## [TASK]
Look through the material below for "username". Copy every line that contains it.

## [SUPPLIED MATERIAL]
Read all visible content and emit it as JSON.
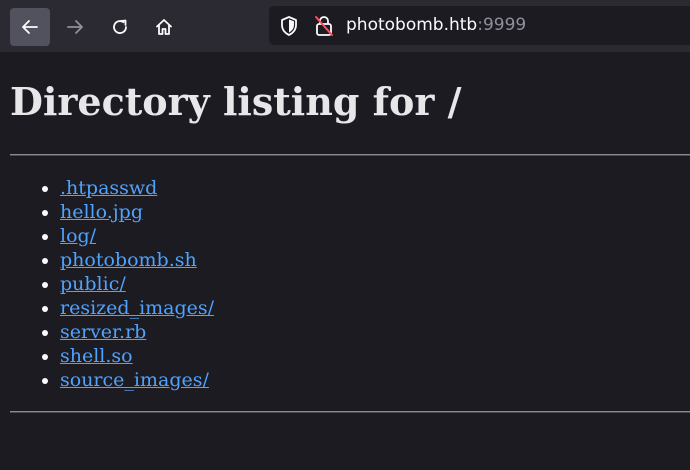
{
  "browser": {
    "back_icon": "arrow-left-icon",
    "forward_icon": "arrow-right-icon",
    "reload_icon": "reload-icon",
    "home_icon": "home-icon",
    "url_host": "photobomb.htb",
    "url_port": ":9999",
    "shield_icon": "shield-icon",
    "lock_icon": "insecure-lock-icon",
    "accent_color": "#ff4f5e"
  },
  "page": {
    "title": "Directory listing for /",
    "entries": [
      ".htpasswd",
      "hello.jpg",
      "log/",
      "photobomb.sh",
      "public/",
      "resized_images/",
      "server.rb",
      "shell.so",
      "source_images/"
    ],
    "link_color": "#4fa3ff"
  }
}
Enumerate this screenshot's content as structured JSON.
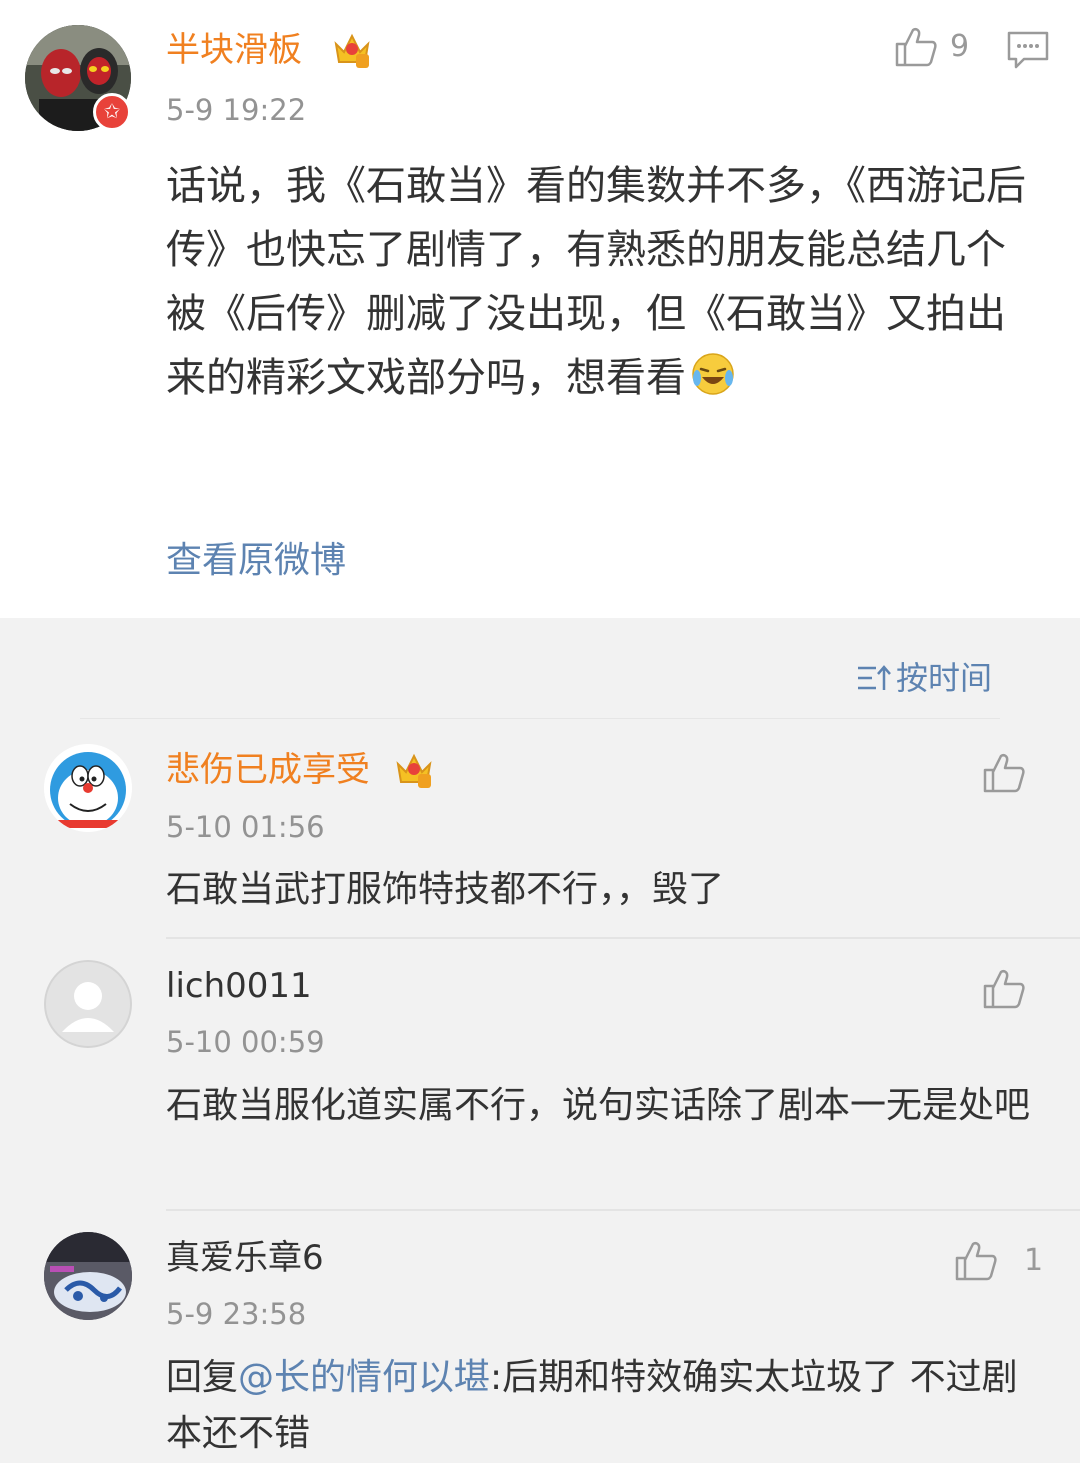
{
  "post": {
    "username": "半块滑板",
    "time": "5-9 19:22",
    "likes": "9",
    "text": "话说，我《石敢当》看的集数并不多，《西游记后传》也快忘了剧情了，有熟悉的朋友能总结几个被《后传》删减了没出现，但《石敢当》又拍出来的精彩文戏部分吗，想看看",
    "emoji": "laugh-cry-emoji",
    "view_original": "查看原微博"
  },
  "sort_label": "按时间",
  "comments": [
    {
      "username": "悲伤已成享受",
      "time": "5-10 01:56",
      "text": "石敢当武打服饰特技都不行，，毁了",
      "likes": ""
    },
    {
      "username": "lich0011",
      "time": "5-10 00:59",
      "text": "石敢当服化道实属不行，说句实话除了剧本一无是处吧",
      "likes": ""
    },
    {
      "username": "真爱乐章6",
      "time": "5-9 23:58",
      "reply_prefix": "回复",
      "mention": "@长的情何以堪",
      "text": ":后期和特效确实太垃圾了 不过剧本还不错",
      "likes": "1"
    }
  ],
  "colors": {
    "accent": "#f08020",
    "link": "#5d83b1",
    "meta": "#939393",
    "badge": "#e8423a"
  }
}
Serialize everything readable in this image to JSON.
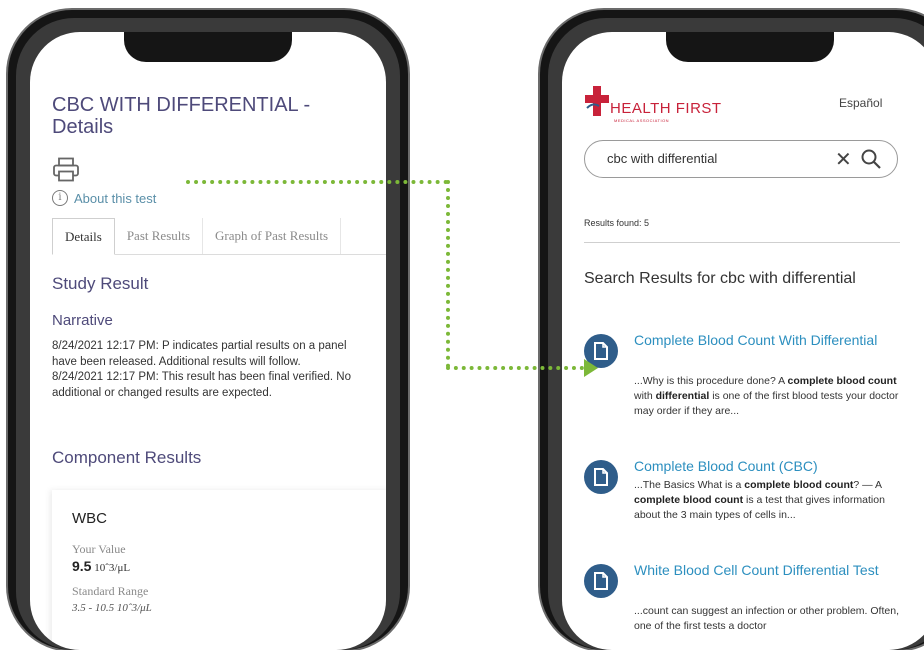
{
  "left_screen": {
    "title": "CBC WITH DIFFERENTIAL - Details",
    "about_link": "About this test",
    "tabs": [
      "Details",
      "Past Results",
      "Graph of Past Results"
    ],
    "study_result_heading": "Study Result",
    "narrative_heading": "Narrative",
    "narrative": [
      "8/24/2021 12:17 PM: P indicates partial results on a panel have been released. Additional results will follow.",
      "8/24/2021 12:17 PM: This result has been final verified. No additional or changed results are expected."
    ],
    "component_heading": "Component Results",
    "component": {
      "name": "WBC",
      "your_value_label": "Your Value",
      "value": "9.5",
      "unit": "10ˆ3/μL",
      "range_label": "Standard Range",
      "range": "3.5 - 10.5 10ˆ3/μL"
    }
  },
  "right_screen": {
    "brand": "HEALTH FIRST",
    "brand_sub": "MEDICAL ASSOCIATION",
    "language_link": "Español",
    "search": {
      "value": "cbc with differential"
    },
    "results_found": "Results found: 5",
    "results_heading": "Search Results for cbc with differential",
    "results": [
      {
        "title": "Complete Blood Count With Differential",
        "snippet": [
          {
            "t": "...Why is this procedure done? A ",
            "b": false
          },
          {
            "t": "complete blood count",
            "b": true
          },
          {
            "t": " with ",
            "b": false
          },
          {
            "t": "differential",
            "b": true
          },
          {
            "t": " is one of the first blood tests your doctor may order if they are...",
            "b": false
          }
        ]
      },
      {
        "title": "Complete Blood Count (CBC)",
        "snippet": [
          {
            "t": "...The Basics What is a ",
            "b": false
          },
          {
            "t": "complete blood count",
            "b": true
          },
          {
            "t": "? — A ",
            "b": false
          },
          {
            "t": "complete blood count",
            "b": true
          },
          {
            "t": " is a test that gives information about the 3 main types of cells in...",
            "b": false
          }
        ]
      },
      {
        "title": "White Blood Cell Count Differential Test",
        "snippet": [
          {
            "t": "...count can suggest an infection or other problem. Often, one of the first tests a doctor",
            "b": false
          }
        ]
      }
    ]
  },
  "colors": {
    "heading_purple": "#4e4a7a",
    "link_blue": "#2c8fbf",
    "brand_red": "#c8223a",
    "connector_green": "#7cb838",
    "result_icon_blue": "#2f5d8a"
  }
}
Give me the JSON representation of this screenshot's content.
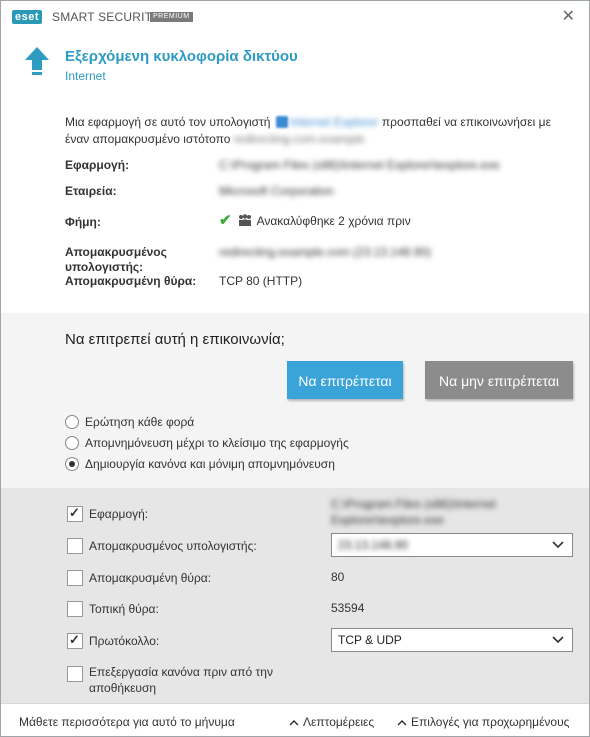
{
  "titlebar": {
    "logo": "eset",
    "product": "SMART SECURITY",
    "badge": "PREMIUM",
    "close_icon": "close-icon"
  },
  "header": {
    "title": "Εξερχόμενη κυκλοφορία δικτύου",
    "subtitle": "Internet",
    "icon": "arrow-up-icon",
    "accent_color": "#2e9bc3"
  },
  "info": {
    "message_part1": "Μια εφαρμογή σε αυτό τον υπολογιστή",
    "app_name_blurred": "Internet Explorer",
    "message_part2": "προσπαθεί να επικοινωνήσει με έναν απομακρυσμένο ιστότοπο",
    "remote_site_blurred": "redirecting.com.example",
    "fields": {
      "application_label": "Εφαρμογή:",
      "application_value": "C:\\Program Files (x86)\\Internet Explorer\\iexplore.exe",
      "company_label": "Εταιρεία:",
      "company_value": "Microsoft Corporation",
      "reputation_label": "Φήμη:",
      "reputation_value": "Ανακαλύφθηκε 2 χρόνια πριν",
      "remote_host_label": "Απομακρυσμένος υπολογιστής:",
      "remote_host_value": "redirecting.example.com (23.13.148.90)",
      "remote_port_label": "Απομακρυσμένη θύρα:",
      "remote_port_value": "TCP 80 (HTTP)"
    }
  },
  "decision": {
    "question": "Να επιτρεπεί αυτή η επικοινωνία;",
    "allow_label": "Να επιτρέπεται",
    "deny_label": "Να μην επιτρέπεται",
    "allow_color": "#3aa3d7",
    "deny_color": "#8c8c8c",
    "options": [
      {
        "label": "Ερώτηση κάθε φορά",
        "checked": false
      },
      {
        "label": "Απομνημόνευση μέχρι το κλείσιμο της εφαρμογής",
        "checked": false
      },
      {
        "label": "Δημιουργία κανόνα και μόνιμη απομνημόνευση",
        "checked": true
      }
    ]
  },
  "rule": {
    "application_label": "Εφαρμογή:",
    "application_checked": true,
    "application_value": "C:\\Program Files (x86)\\Internet Explorer\\iexplore.exe",
    "remote_host_label": "Απομακρυσμένος υπολογιστής:",
    "remote_host_checked": false,
    "remote_host_value": "23.13.148.90",
    "remote_port_label": "Απομακρυσμένη θύρα:",
    "remote_port_checked": false,
    "remote_port_value": "80",
    "local_port_label": "Τοπική θύρα:",
    "local_port_checked": false,
    "local_port_value": "53594",
    "protocol_label": "Πρωτόκολλο:",
    "protocol_checked": true,
    "protocol_value": "TCP & UDP",
    "edit_rule_label_line1": "Επεξεργασία κανόνα πριν από την",
    "edit_rule_label_line2": "αποθήκευση",
    "edit_rule_checked": false
  },
  "footer": {
    "learn_more": "Μάθετε περισσότερα για αυτό το μήνυμα",
    "details": "Λεπτομέρειες",
    "advanced": "Επιλογές για προχωρημένους"
  }
}
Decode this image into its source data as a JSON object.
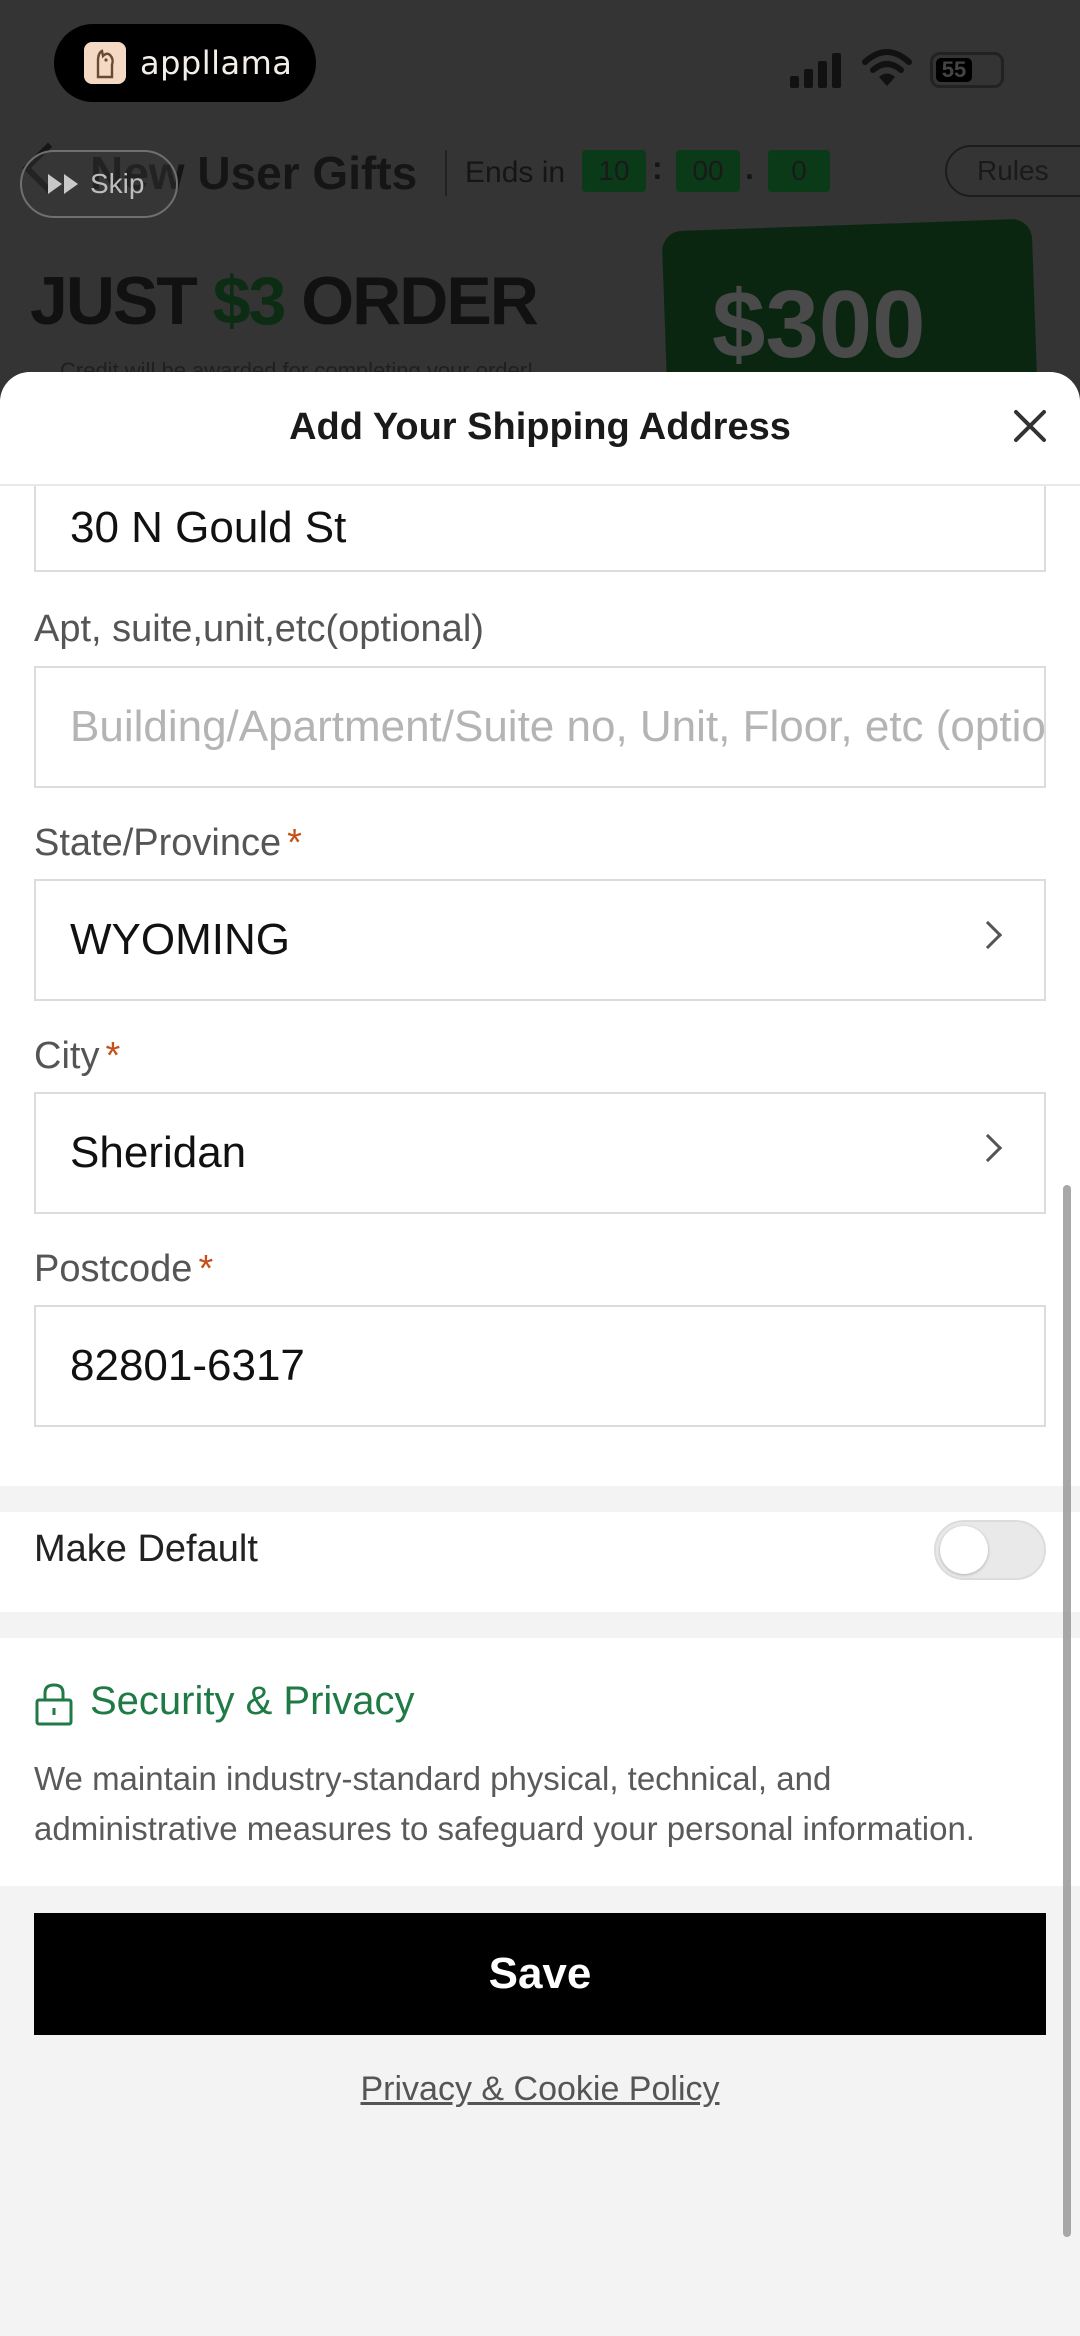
{
  "status_bar": {
    "brand_name": "appllama",
    "battery_level": "55"
  },
  "background": {
    "title": "New User Gifts",
    "ends_in_label": "Ends in",
    "timer_hours": "10",
    "timer_minutes": "00",
    "timer_tenths": "0",
    "rules_label": "Rules",
    "headline_part1": "JUST ",
    "headline_price": "$3",
    "headline_part2": " ORDER",
    "subline": "Credit will be awarded for completing your order!",
    "card_amount": "$300",
    "skip_label": "Skip"
  },
  "sheet": {
    "title": "Add Your Shipping Address",
    "street_value": "30 N Gould St",
    "apt_label": "Apt, suite,unit,etc(optional)",
    "apt_placeholder": "Building/Apartment/Suite no, Unit, Floor, etc (optional)",
    "state_label": "State/Province",
    "state_value": "WYOMING",
    "city_label": "City",
    "city_value": "Sheridan",
    "postcode_label": "Postcode",
    "postcode_value": "82801-6317",
    "required_mark": "*",
    "make_default_label": "Make Default",
    "make_default_on": false,
    "security_title": "Security & Privacy",
    "security_body": "We maintain industry-standard physical, technical, and administrative measures to safeguard your personal information.",
    "save_label": "Save",
    "policy_link": "Privacy & Cookie Policy"
  },
  "colors": {
    "accent_green": "#1f7a46",
    "required_orange": "#c4511a",
    "primary_button": "#000000"
  }
}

## [TASK SOLUTION]
    "username": "半块滑板",
      "username": "悲伤已成享受",
      "username": "lich0011",
      "username": "真爱乐章6",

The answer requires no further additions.